**Action item**. Where an entry contains an image, skip the image and print the rest exactly.

**Given data**.
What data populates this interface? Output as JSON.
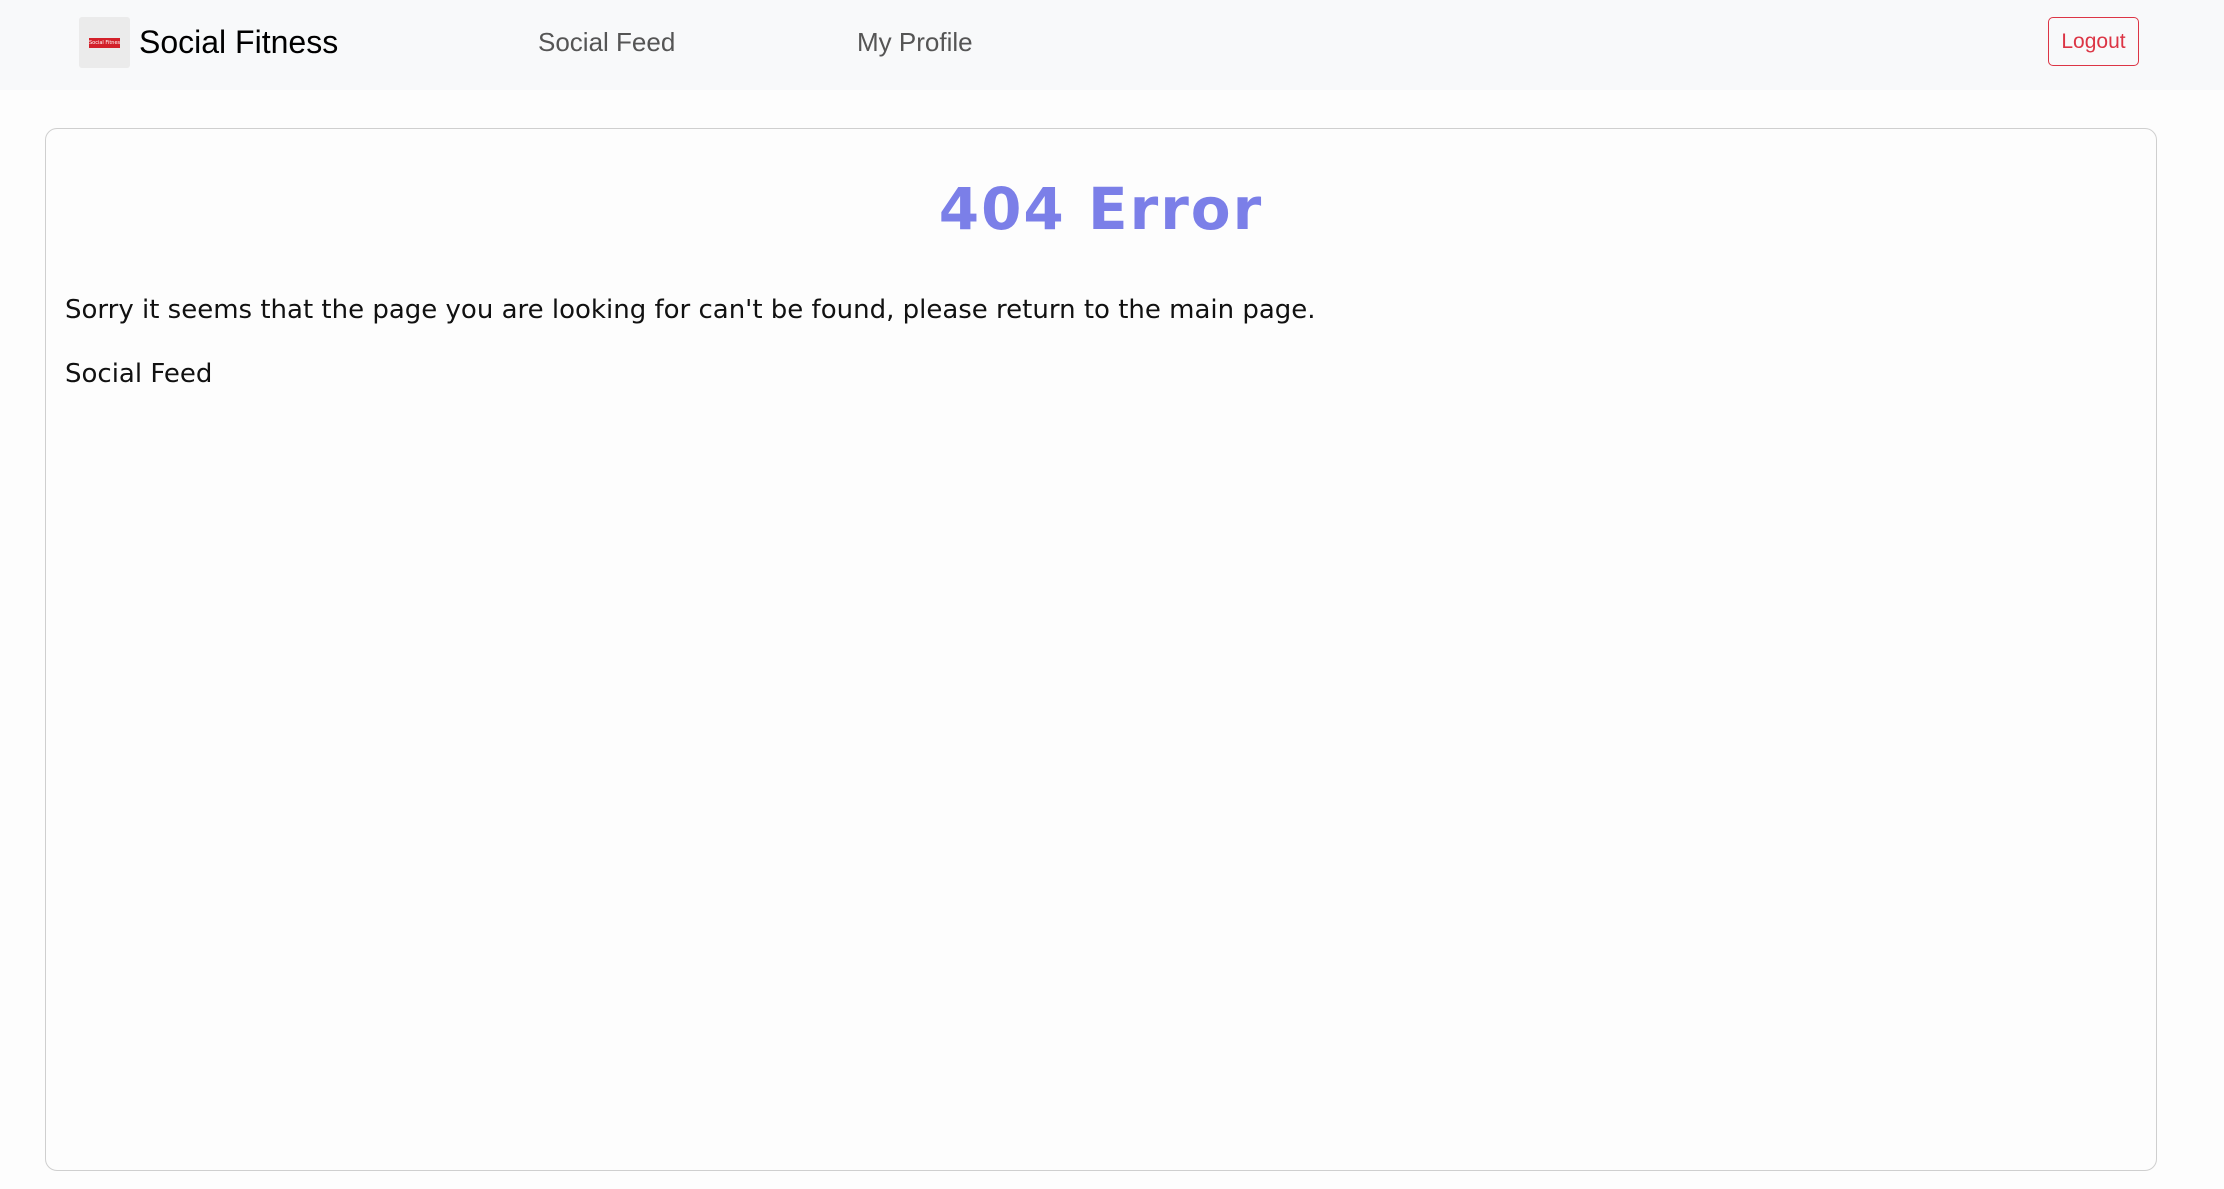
{
  "navbar": {
    "brand": {
      "logo_icon": "social-fitness-logo",
      "logo_text": "Social Fitness",
      "name": "Social Fitness"
    },
    "links": [
      {
        "label": "Social Feed"
      },
      {
        "label": "My Profile"
      }
    ],
    "logout_label": "Logout"
  },
  "error_page": {
    "title": "404 Error",
    "message": "Sorry it seems that the page you are looking for can't be found, please return to the main page.",
    "return_link_label": "Social Feed"
  },
  "colors": {
    "navbar_background": "#f8f9fa",
    "title_accent": "#7b7fe8",
    "logout_red": "#dc3545",
    "card_border": "#cfcfcf"
  }
}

**Your response**.
What data populates this interface? Output as JSON.
{
  "navbar": {
    "brand": {
      "logo_icon": "social-fitness-logo",
      "logo_text": "Social Fitness",
      "name": "Social Fitness"
    },
    "links": [
      {
        "label": "Social Feed"
      },
      {
        "label": "My Profile"
      }
    ],
    "logout_label": "Logout"
  },
  "error_page": {
    "title": "404 Error",
    "message": "Sorry it seems that the page you are looking for can't be found, please return to the main page.",
    "return_link_label": "Social Feed"
  },
  "colors": {
    "navbar_background": "#f8f9fa",
    "title_accent": "#7b7fe8",
    "logout_red": "#dc3545",
    "card_border": "#cfcfcf"
  }
}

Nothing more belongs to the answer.